In spring, the bright purple blooms of the jacaranda trees add a beautiful splash of colou to the lovely gardens.

  1. Take in the stunning views of this white, yellow and brown city from the top of the Giralda

Standing in the snaking queue to gain entry to the Seville Cathedral, I struggled to appreciate the beauty of the exterior façade. Gothic architecture isn’t my cup of tea. The interior, though was very impressive in its scale.

The legend goes that when they started planning it, the members of the cathedral chapter said, “Let us build a church so beautiful and so grand that those who see it finished will think we are mad”. Today, this church houses the remains of Christopher Columbus and stands as the world’s largest cathedral.
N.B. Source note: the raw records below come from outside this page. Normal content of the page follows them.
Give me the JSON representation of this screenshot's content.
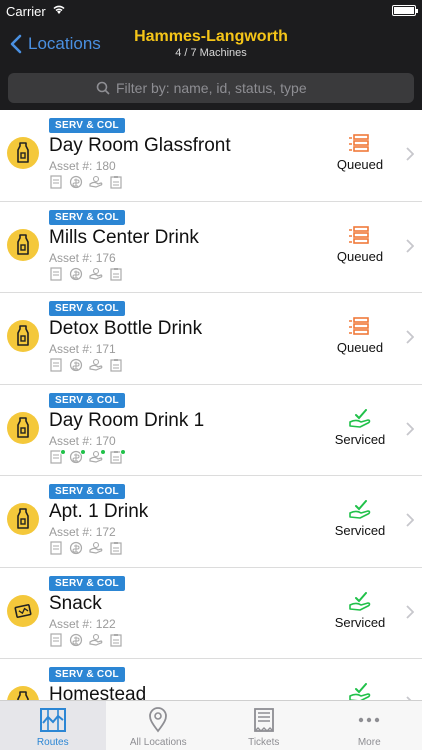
{
  "status_bar": {
    "carrier": "Carrier",
    "time": ""
  },
  "nav": {
    "back_label": "Locations",
    "title": "Hammes-Langworth",
    "subtitle": "4 / 7 Machines"
  },
  "search": {
    "placeholder": "Filter by: name, id, status, type"
  },
  "rows": [
    {
      "tag": "SERV & COL",
      "name": "Day Room Glassfront",
      "asset": "Asset #: 180",
      "status": "Queued",
      "icon": "bottle-icon",
      "dots": false
    },
    {
      "tag": "SERV & COL",
      "name": "Mills Center Drink",
      "asset": "Asset #: 176",
      "status": "Queued",
      "icon": "bottle-icon",
      "dots": false
    },
    {
      "tag": "SERV & COL",
      "name": "Detox Bottle Drink",
      "asset": "Asset #: 171",
      "status": "Queued",
      "icon": "bottle-icon",
      "dots": false
    },
    {
      "tag": "SERV & COL",
      "name": "Day Room Drink 1",
      "asset": "Asset #: 170",
      "status": "Serviced",
      "icon": "bottle-icon",
      "dots": true
    },
    {
      "tag": "SERV & COL",
      "name": "Apt. 1 Drink",
      "asset": "Asset #: 172",
      "status": "Serviced",
      "icon": "bottle-icon",
      "dots": false
    },
    {
      "tag": "SERV & COL",
      "name": "Snack",
      "asset": "Asset #: 122",
      "status": "Serviced",
      "icon": "snack-icon",
      "dots": false
    },
    {
      "tag": "SERV & COL",
      "name": "Homestead",
      "asset": "",
      "status": "",
      "icon": "bottle-icon",
      "dots": false
    }
  ],
  "tabs": [
    {
      "label": "Routes",
      "active": true,
      "icon": "map-icon"
    },
    {
      "label": "All Locations",
      "active": false,
      "icon": "location-pin-icon"
    },
    {
      "label": "Tickets",
      "active": false,
      "icon": "ticket-icon"
    },
    {
      "label": "More",
      "active": false,
      "icon": "more-dots-icon"
    }
  ],
  "colors": {
    "accent": "#2c86d4",
    "title": "#f5c518",
    "queued": "#f07a3a",
    "serviced": "#21c14a",
    "avatar": "#f4c83b"
  }
}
The best part however, is the climb up to the top (relatively easy slope, not steps) of the Giralda, the former minaret of the mosque that stood on this site, which was later converted into a bell tower.
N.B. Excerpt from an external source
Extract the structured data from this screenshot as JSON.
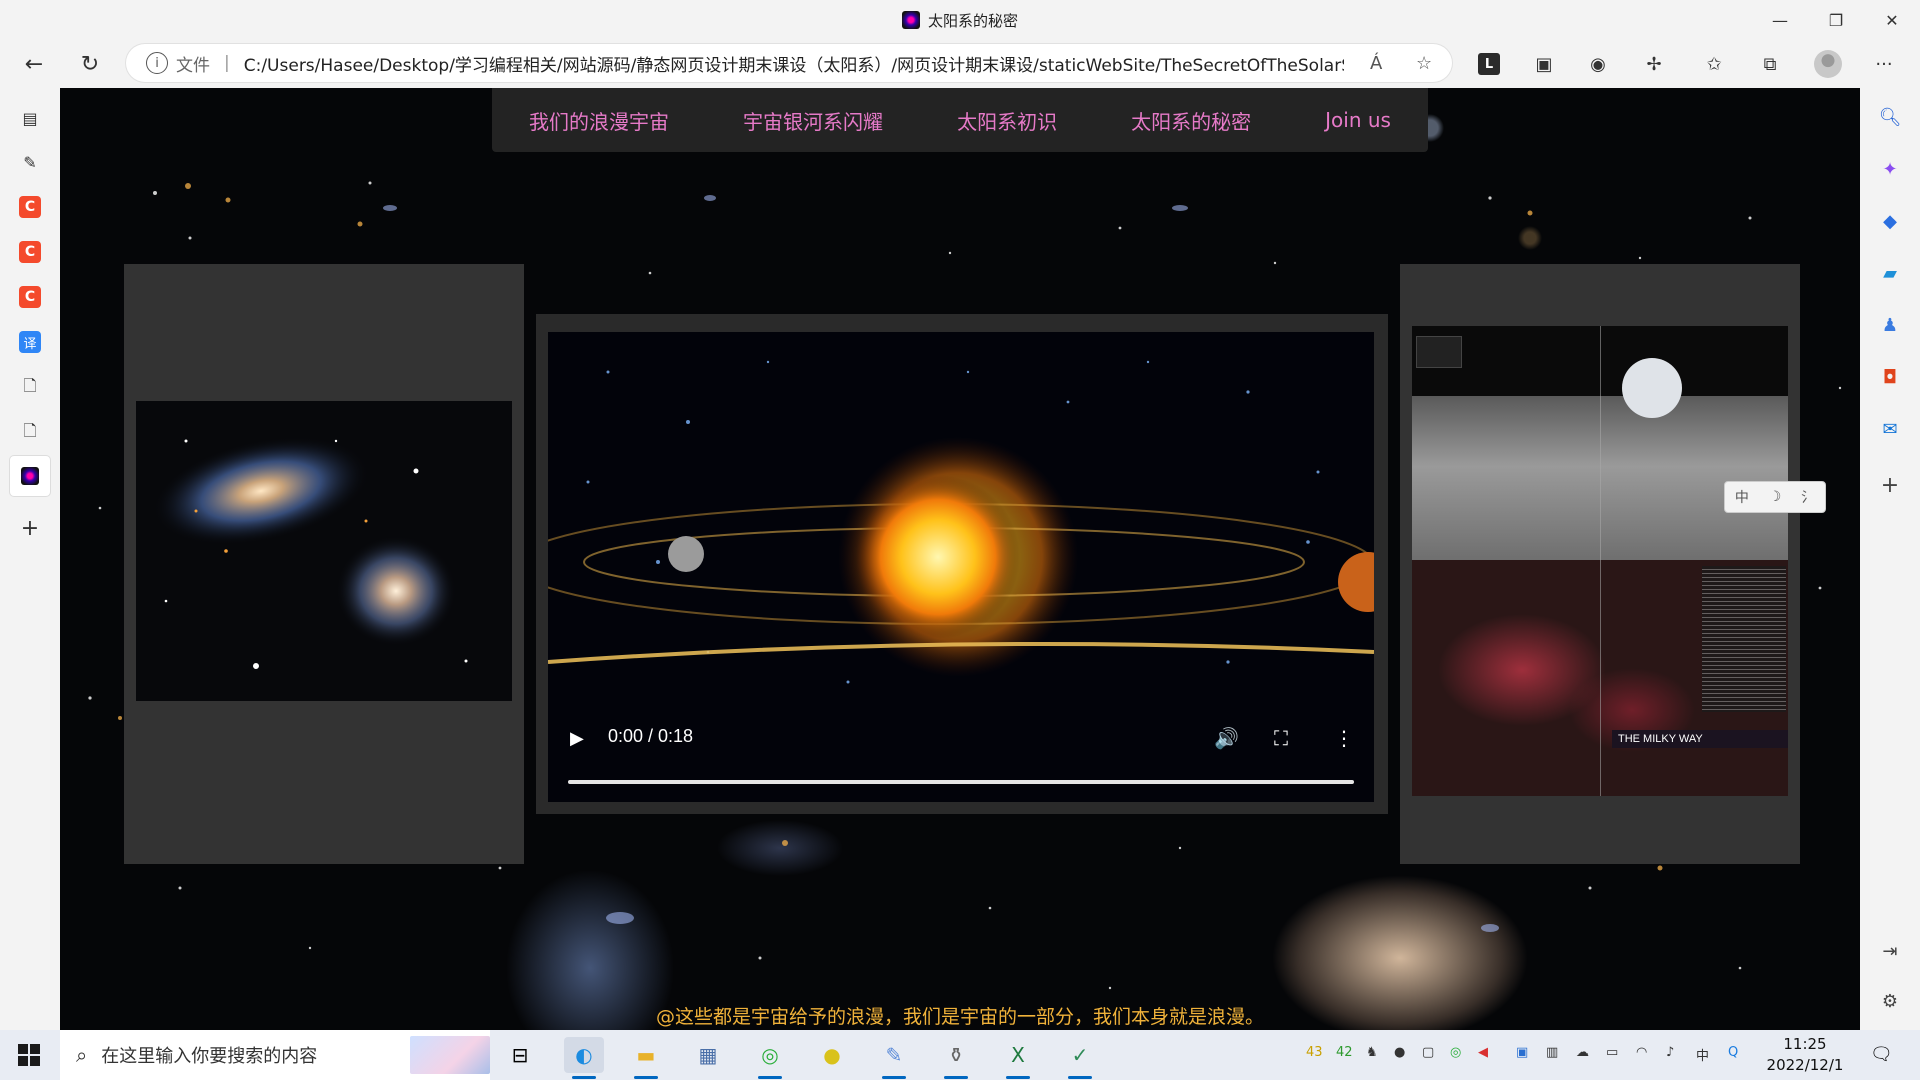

Seville-10The city extends below – the brown tiled-roof buildings and historic churches of the congested Jewish quarter, giving way to newer buildings and modern structures further away.

  1. Get lost in the labyrinth streets of the Barrio de Santa Cruz

As we made our way to our intended dinner destination, navigating the Barrio de Santa Cruz using a map, was about as fruitful as looking for a parking spot in Wanchai on a weekend.

In medieval times, this neighbourhood was the Jewish quarter, where the entire Jewish population of the city had been concentrated by Ferdinand III of Castille, when he captured it.

The maze of narrow cobble-stoned streets, with colorful architecture, beautiful plazas, vibrant shops and character-laden bars around every corner makes for a glorious stroll.

You might just forget what your destination was, and simply give in to the charms of the journey.

  1. Be mesmerized by an adrenalin-producing Flamenco performance

Hubby was convinced that I was dragging him to some “tourist trap” operation. After the first act, he admitted that he had to eat his words.

Flamenco’s origins are unclear, except that it grew out of the music and dance styles of Roma and Andalucian people. While the word traditionally conjures up images of female dancers in long layered gowns, the musicians, singers as well as the male dancers also play an integral part in the performances.

The style of Flamenco songs can vary from heart-achingly serious to upbeat and frivolous. An impossibly energetic dance performance to the blood-rushing sounds of a guitar accompanied by tapping feet, clapping hands and clicking castanets is sure to transport you into an ecstatic reverie.

Don’t ask how it happens, but merely watching may leave you exhausted by the end of it.

  1. Taste some of Andalucia’s best tapas

Our first encounter with Andalucian tapas at a highly recommended restaurant, had left us sadly disappointed, and we were worried that San Sebastian had spoiled us. Thankfully, our next meal at the bustling Bar LaBulla restored our faith in the city’s culinary skills.

As with many other countries, the cuisine of Spain varies significantly from region to region. Paella is not the national dish, and “Spanish tapas” is a term about as descriptive as “Indian breads”.

Given the varied topography, Andalusian cuisine itself is quite varied. Some famous dishes are piscaito frito (fried fish. Actually any form of seafood, deep fried), salmorejo cordobes (a cold mixture of tomato and bread), gazpacho (a cold soup of tomato, vegetables, vinegar, olive oil, etc.), etc.

Don’t try to decipher the menus and ask your waiter to recommend house specialties. And to celebrate being in the region that is home to bullfighting, try bull’s tail.

And here’s something extra. If you happen to visit the day after the city’s beloved football team wins the UEFA Europa League Final, you can join the hordes of fans across all ages congregating on the streets, to revel and give their heroes a warm welcome home.